In Franklin, we stopped for lunch at Caffé Rel. The Triumph guys have raved about this place, so much so I knew about it all the way back in Dayton (yet for some reason I didn’t take a single photo… I expect I may find some fiery comments below in the coming days). Already quite full from breakfast (including at least 3 cups of coffee), I pretty much stuck to the standard pasta staples, however the crab bisque was probably the best I’d ever had. Attached to a gas station, don’t be fooled by the utilitarian exterior, Caffé Rel is another awesome food destination when riding the area.
From Franklin we road back up “Moonshiner 28” to the lodge. If I hadn’t mentioned previously, NC-28, also called “The Hellbender”, is undoubtedly a local underdog, considering that the Dragon, the Cherohala Skyway, and the Blue Ridge Parkway tend to catch most of the press. Unlike the Dragon, NC-28 isn’t overly congested with traffic, but still loaded with tight, slightly banked curves cut into the hillsides (posted speed limit is also 55 MPH in most places). Riders should definitely be prepared for blind and decreasing radius curves when twisting their way back from Franklin; there are also many driveways along the route, the day we rode through there were several spots with gravel and grass clippings in our path.
Stopping at the lodge I thought I had sufficient clear weather to get a quick run across the Dragon before dinner. As luck would have it, not five miles up NC-28, the skies opened up. For a split second, I debated turning back, but after last year’s Dragon Raid, I told myself it was just a little rain. My first solo trip across the Dragon this year, I figured I’d endure the weather and take the time before I missed another chance. Traffic was extremely light on 28 headed toward Deal’s Gap; I was quite appreciative as I was forced to navigate around a few precarious piles of wet leaves, and evidence of a large limb laying in the middle of the road. Arriving at Deal’s gap, I took a moment to get situated in the parking lot before trekking across the Dragon. I exchanged a few stories with a my buddy Dan who happened to be headed back to the lodge, but was just waiting on the previously mentioned limb to be removed before proceeding back (apparently the road was closed at one point).

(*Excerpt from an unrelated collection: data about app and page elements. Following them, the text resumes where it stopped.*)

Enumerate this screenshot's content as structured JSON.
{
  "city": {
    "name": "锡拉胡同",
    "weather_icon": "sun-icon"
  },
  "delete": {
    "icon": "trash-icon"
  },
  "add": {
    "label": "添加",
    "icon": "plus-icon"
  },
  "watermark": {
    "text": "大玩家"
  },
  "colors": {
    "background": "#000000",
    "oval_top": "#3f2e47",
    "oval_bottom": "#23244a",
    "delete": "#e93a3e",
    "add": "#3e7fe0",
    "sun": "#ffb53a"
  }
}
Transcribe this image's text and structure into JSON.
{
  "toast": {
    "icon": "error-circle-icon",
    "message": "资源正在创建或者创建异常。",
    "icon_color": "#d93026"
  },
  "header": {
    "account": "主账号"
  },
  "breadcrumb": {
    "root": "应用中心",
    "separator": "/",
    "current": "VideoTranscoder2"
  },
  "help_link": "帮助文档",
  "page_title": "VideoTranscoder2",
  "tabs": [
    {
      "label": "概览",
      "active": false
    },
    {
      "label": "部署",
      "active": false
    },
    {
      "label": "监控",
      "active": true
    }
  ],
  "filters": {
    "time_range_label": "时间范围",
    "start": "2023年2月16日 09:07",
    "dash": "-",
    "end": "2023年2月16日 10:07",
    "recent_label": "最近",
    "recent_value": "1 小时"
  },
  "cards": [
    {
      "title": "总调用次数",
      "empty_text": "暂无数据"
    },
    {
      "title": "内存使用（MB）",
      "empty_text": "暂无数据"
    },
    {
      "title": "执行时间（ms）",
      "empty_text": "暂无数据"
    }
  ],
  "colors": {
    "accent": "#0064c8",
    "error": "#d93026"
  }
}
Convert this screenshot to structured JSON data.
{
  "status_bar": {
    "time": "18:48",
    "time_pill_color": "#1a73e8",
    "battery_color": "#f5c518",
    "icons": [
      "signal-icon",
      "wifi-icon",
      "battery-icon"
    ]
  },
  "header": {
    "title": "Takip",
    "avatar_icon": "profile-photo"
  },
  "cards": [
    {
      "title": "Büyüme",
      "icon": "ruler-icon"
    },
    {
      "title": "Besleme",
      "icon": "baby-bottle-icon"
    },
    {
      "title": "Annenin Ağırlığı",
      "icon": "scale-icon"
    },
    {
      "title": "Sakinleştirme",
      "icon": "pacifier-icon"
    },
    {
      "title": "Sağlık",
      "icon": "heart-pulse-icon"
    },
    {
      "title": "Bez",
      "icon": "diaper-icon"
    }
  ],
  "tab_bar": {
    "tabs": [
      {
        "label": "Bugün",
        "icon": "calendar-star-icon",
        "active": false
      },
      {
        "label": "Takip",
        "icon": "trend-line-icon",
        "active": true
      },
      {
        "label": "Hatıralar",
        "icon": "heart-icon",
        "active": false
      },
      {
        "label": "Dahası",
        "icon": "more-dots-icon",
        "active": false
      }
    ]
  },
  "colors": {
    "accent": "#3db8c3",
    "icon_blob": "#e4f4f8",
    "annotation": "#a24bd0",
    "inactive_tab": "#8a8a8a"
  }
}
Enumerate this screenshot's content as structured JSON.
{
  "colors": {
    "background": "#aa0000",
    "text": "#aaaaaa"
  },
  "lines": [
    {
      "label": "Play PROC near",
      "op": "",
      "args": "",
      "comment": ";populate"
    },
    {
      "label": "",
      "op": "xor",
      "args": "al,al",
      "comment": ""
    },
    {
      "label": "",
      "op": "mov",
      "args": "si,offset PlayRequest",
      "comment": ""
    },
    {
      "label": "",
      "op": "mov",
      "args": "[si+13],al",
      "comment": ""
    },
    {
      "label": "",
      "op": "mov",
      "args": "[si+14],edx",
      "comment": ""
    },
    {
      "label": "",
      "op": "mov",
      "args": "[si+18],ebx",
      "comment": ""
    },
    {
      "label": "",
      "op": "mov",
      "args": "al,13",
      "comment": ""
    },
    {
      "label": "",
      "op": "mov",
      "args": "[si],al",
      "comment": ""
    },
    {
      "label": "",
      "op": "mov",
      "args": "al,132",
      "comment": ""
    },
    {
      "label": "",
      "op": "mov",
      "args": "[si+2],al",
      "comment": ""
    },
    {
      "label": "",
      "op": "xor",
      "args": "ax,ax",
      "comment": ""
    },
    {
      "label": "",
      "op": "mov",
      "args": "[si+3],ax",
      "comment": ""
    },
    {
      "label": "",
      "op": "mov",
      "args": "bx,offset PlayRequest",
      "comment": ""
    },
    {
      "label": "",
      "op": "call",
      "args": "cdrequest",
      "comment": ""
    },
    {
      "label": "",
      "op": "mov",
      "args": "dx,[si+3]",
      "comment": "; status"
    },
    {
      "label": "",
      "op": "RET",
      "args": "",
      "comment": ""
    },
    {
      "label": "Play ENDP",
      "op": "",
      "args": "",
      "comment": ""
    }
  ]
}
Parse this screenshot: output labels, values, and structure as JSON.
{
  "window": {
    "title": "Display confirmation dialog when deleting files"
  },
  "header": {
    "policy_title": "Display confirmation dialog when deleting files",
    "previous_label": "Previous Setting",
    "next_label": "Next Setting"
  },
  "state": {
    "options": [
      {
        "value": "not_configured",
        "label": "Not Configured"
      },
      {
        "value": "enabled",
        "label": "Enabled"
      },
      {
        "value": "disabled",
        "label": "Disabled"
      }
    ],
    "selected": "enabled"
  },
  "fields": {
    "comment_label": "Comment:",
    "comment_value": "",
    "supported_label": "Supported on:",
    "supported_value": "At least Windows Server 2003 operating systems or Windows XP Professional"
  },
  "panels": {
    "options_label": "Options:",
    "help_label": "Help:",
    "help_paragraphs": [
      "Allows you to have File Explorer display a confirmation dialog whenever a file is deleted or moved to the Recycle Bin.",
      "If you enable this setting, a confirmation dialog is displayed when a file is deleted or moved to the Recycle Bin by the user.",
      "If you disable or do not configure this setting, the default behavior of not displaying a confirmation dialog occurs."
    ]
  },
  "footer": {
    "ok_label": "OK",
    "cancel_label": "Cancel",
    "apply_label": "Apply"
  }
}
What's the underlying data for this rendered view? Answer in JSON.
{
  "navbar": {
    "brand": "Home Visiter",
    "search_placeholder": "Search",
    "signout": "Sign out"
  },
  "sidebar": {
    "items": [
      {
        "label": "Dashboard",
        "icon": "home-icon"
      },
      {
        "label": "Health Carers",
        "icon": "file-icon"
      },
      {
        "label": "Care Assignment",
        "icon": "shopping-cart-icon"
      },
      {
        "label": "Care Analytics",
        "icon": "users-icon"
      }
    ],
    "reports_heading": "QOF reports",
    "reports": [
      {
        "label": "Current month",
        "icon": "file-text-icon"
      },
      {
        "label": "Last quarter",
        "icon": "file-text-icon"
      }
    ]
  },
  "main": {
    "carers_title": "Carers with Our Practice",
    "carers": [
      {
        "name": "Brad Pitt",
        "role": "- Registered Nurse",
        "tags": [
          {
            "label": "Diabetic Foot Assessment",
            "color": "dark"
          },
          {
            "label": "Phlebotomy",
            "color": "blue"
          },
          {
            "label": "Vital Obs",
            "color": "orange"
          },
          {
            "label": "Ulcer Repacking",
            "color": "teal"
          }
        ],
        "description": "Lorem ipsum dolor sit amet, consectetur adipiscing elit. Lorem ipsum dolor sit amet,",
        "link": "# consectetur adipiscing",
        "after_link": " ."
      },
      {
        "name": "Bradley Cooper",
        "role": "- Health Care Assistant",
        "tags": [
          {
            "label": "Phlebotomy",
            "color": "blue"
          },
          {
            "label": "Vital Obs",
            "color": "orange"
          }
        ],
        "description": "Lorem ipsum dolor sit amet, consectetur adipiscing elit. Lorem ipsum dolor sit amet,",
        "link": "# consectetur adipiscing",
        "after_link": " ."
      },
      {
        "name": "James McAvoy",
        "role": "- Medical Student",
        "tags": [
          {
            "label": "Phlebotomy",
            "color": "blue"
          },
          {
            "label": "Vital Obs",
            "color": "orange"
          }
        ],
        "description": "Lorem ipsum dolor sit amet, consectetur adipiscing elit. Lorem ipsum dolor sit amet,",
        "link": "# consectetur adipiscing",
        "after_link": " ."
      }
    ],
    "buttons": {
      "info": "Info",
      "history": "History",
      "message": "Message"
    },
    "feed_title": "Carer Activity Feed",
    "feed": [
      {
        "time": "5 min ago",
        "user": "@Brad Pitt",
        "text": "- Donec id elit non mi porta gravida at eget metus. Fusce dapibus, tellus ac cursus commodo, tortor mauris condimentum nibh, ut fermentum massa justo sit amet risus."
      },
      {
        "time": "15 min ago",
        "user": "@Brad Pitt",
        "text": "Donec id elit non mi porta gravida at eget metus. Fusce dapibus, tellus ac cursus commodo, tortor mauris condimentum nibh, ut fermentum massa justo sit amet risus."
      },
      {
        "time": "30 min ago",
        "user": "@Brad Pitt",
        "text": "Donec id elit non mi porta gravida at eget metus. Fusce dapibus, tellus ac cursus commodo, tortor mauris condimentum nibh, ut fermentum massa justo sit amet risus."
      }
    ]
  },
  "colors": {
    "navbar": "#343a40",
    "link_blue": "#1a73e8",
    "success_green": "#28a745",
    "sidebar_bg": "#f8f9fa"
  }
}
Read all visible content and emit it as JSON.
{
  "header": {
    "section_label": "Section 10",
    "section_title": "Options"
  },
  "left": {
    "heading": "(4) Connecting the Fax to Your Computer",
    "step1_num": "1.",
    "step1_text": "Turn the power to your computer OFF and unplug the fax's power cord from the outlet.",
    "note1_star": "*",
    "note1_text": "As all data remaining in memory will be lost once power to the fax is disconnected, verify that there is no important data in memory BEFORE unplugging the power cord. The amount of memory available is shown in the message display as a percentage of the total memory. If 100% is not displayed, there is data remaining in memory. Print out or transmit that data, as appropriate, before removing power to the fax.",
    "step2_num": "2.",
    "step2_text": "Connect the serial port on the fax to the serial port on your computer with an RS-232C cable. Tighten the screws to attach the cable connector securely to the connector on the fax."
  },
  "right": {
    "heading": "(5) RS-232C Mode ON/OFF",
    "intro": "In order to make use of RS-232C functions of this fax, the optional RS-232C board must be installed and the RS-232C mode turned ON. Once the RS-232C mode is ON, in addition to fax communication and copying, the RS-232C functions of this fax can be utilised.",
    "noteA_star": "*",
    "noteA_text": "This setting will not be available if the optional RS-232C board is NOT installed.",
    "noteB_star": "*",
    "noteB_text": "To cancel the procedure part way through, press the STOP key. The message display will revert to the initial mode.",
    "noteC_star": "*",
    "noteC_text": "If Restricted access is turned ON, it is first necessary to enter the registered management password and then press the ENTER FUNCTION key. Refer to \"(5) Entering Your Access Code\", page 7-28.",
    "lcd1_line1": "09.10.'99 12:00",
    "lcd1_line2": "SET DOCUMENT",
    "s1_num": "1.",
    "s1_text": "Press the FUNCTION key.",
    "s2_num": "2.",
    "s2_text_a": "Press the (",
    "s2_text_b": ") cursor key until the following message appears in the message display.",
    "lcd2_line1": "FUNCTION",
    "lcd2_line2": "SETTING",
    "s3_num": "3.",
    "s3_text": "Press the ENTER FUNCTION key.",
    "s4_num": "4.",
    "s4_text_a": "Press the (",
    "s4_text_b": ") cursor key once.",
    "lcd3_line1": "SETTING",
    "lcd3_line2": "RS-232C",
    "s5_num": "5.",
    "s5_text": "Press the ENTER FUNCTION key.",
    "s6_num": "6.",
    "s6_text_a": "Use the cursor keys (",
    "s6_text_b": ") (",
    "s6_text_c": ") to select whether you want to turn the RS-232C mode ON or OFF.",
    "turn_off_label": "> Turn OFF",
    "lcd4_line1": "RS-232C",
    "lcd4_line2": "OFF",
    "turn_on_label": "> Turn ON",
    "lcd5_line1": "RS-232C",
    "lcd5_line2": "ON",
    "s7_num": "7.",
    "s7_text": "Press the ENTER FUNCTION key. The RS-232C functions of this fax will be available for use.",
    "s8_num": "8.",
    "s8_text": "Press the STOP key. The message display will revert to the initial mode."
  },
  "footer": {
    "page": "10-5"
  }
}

The Dragon was almost completely barren headed west, the only other bike headed my way was a Honda ST1300 that I let by; that guy was absolutely killing it, despite the wet tarmac. Considering the light traffic, on the far side I stopped to take a photo of the “curves next 11 miles” sign. With the relaxed pace and private nature of the ride, I stopped at several places on the way back to get photos I wouldn’t normally get a chance to take, including an awesome shot of the low clouds at the overlook. About halfway through my trip back toward the gap I realized this was almost exactly when I crossed the dragon for the first time; Thursday last year, around 6 PM, soaking wet (perhaps a new tradition was born?). Stopping at the Tail of the Dragon T-shirt shop, I took the mandatory photo of my bike in front the steel dragon, chit-chatted with my buddy Dan, still drying out, before creeping back to the lodge.
Despite the rain my FirstGear Rainier Jacket and Escape Pants kept me dry, just as planned. A little damp on the forearms and just a few drops in the armpits from zippers that don’t seal out every last drop, but I had no complaints. My new anti-fog visor performed as advertised; what a difference that would have made the year prior! My gloves on the other hand were soaked through; when the big drops started to fall I debated switching to my waterproof gloves, but I figured I could stuff them with newspaper overnight and just move on. (Photo purchased from Killboy.com)
For an otherwise rainy day, I couldn’t complain as I still managed to put nearly 200 miles on the bike. I undoubtedly kept my speed down throughout the day, making sure I would keep positive grip with the rear wheel on so much, unknown, damp pavement across the state. Fortunately, I would still get a chance to see all these roads again in dry conditions in the coming days.
Back to the Triumph Dragon Raid 2015